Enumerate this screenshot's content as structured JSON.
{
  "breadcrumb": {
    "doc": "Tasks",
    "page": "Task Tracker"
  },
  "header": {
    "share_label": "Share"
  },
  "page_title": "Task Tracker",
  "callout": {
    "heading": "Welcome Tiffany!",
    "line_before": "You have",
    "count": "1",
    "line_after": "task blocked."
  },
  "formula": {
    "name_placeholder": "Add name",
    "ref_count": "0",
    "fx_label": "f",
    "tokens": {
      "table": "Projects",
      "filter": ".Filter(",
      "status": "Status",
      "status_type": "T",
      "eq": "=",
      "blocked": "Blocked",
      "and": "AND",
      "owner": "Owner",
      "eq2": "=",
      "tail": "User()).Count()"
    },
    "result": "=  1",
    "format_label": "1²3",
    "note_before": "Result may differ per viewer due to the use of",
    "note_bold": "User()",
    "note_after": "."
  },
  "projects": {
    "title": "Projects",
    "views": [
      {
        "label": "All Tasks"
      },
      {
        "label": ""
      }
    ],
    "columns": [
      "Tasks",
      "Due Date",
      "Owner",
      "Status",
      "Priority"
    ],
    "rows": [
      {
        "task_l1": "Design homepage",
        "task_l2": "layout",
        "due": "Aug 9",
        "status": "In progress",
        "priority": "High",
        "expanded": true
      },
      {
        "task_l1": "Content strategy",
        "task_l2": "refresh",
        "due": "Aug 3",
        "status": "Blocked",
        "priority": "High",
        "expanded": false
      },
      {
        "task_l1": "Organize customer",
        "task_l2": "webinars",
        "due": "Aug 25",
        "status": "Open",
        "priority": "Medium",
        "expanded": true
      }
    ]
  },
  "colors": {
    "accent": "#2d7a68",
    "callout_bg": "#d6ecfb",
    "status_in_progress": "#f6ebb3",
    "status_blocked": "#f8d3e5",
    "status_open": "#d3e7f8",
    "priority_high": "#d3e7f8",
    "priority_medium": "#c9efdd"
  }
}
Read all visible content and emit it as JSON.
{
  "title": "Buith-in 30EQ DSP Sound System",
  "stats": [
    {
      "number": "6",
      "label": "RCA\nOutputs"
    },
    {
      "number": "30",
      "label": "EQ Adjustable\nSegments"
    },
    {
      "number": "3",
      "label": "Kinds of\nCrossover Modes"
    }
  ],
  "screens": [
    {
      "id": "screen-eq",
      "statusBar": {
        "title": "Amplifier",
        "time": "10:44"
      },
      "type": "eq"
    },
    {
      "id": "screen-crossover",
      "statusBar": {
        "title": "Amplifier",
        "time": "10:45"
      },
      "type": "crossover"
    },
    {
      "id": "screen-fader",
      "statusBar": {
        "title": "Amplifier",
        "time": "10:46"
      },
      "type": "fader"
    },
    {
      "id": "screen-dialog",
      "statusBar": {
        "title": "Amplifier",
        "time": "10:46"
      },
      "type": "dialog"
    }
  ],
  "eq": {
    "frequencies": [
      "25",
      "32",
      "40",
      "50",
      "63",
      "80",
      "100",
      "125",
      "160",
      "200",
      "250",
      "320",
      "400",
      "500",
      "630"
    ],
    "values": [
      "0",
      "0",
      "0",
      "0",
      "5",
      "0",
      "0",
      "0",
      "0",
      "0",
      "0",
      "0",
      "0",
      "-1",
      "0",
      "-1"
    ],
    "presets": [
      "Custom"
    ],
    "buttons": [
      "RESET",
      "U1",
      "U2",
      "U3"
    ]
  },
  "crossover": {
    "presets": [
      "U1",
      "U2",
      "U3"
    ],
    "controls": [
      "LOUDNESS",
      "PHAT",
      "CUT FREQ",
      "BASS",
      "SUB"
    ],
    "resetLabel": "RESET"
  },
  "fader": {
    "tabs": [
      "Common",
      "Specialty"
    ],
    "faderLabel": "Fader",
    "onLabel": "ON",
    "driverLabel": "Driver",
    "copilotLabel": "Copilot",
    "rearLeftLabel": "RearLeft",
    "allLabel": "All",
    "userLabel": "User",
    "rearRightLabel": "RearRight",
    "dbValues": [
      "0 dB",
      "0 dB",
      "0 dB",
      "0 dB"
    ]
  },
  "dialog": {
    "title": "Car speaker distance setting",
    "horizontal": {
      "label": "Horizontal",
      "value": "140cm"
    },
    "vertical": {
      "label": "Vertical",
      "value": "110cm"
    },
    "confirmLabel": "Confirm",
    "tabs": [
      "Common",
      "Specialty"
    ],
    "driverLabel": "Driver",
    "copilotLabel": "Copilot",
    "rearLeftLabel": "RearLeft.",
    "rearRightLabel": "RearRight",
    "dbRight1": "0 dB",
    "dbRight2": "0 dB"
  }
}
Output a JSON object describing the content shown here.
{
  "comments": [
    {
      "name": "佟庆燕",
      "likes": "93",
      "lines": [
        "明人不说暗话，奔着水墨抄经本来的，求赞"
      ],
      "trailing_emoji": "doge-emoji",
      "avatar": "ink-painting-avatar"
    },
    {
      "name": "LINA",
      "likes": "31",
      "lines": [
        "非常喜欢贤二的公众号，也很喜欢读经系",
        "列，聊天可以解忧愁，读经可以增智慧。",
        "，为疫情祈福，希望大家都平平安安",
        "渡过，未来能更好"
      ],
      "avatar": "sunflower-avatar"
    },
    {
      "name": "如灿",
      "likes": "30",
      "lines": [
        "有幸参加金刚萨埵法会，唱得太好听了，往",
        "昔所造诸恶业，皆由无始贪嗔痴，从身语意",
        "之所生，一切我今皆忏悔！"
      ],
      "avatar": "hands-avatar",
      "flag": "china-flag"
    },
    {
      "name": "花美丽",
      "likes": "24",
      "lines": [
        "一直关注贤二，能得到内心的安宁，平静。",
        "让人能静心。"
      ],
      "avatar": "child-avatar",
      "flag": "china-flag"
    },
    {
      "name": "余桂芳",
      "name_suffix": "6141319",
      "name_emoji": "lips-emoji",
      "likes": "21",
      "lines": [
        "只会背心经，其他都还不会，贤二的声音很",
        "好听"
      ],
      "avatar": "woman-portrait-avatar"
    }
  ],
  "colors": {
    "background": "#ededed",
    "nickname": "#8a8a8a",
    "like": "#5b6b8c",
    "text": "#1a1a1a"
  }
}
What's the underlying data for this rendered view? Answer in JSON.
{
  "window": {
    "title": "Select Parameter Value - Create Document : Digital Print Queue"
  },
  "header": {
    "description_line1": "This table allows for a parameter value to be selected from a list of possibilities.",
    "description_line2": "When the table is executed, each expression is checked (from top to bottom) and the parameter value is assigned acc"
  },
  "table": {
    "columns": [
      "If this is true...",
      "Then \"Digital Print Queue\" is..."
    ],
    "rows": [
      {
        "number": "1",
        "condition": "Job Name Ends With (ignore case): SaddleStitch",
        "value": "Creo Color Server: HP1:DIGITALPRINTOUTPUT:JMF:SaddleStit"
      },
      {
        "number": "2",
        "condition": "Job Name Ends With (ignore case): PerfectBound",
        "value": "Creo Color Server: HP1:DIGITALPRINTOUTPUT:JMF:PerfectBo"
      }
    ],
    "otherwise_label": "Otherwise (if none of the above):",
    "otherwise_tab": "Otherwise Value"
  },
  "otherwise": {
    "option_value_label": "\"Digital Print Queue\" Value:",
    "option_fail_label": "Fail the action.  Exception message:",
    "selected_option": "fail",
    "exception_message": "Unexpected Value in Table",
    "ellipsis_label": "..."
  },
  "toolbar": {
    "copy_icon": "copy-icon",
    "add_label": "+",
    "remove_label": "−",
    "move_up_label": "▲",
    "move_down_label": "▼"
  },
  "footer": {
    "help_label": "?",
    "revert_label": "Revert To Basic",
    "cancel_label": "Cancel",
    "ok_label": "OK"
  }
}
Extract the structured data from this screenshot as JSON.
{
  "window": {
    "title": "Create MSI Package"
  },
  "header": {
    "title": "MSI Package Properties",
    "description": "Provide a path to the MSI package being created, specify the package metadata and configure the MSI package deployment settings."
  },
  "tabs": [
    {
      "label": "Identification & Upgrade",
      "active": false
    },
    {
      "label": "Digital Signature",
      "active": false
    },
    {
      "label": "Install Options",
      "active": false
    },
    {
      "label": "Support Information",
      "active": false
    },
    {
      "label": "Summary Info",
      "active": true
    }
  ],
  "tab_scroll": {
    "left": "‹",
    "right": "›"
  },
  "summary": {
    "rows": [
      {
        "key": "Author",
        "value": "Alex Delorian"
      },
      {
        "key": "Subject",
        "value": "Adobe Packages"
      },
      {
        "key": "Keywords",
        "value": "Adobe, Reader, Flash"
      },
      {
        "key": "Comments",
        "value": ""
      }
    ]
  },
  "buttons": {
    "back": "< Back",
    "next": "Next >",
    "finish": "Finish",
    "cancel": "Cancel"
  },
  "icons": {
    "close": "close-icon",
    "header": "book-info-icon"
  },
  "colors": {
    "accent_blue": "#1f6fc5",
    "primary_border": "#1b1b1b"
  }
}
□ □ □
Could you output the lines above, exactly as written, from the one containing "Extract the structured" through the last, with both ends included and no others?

Extract the structured data from this screenshot as JSON.
{
  "window": {
    "title": "Create MSI Package"
  },
  "header": {
    "title": "MSI Package Properties",
    "description": "Provide a path to the MSI package being created, specify the package metadata and configure the MSI package deployment settings."
  },
  "tabs": [
    {
      "label": "Identification & Upgrade",
      "active": false
    },
    {
      "label": "Digital Signature",
      "active": false
    },
    {
      "label": "Install Options",
      "active": false
    },
    {
      "label": "Support Information",
      "active": false
    },
    {
      "label": "Summary Info",
      "active": true
    }
  ],
  "tab_scroll": {
    "left": "‹",
    "right": "›"
  },
  "summary": {
    "rows": [
      {
        "key": "Author",
        "value": "Alex Delorian"
      },
      {
        "key": "Subject",
        "value": "Adobe Packages"
      },
      {
        "key": "Keywords",
        "value": "Adobe, Reader, Flash"
      },
      {
        "key": "Comments",
        "value": ""
      }
    ]
  },
  "buttons": {
    "back": "< Back",
    "next": "Next >",
    "finish": "Finish",
    "cancel": "Cancel"
  },
  "icons": {
    "close": "close-icon",
    "header": "book-info-icon"
  },
  "colors": {
    "accent_blue": "#1f6fc5",
    "primary_border": "#1b1b1b"
  }
}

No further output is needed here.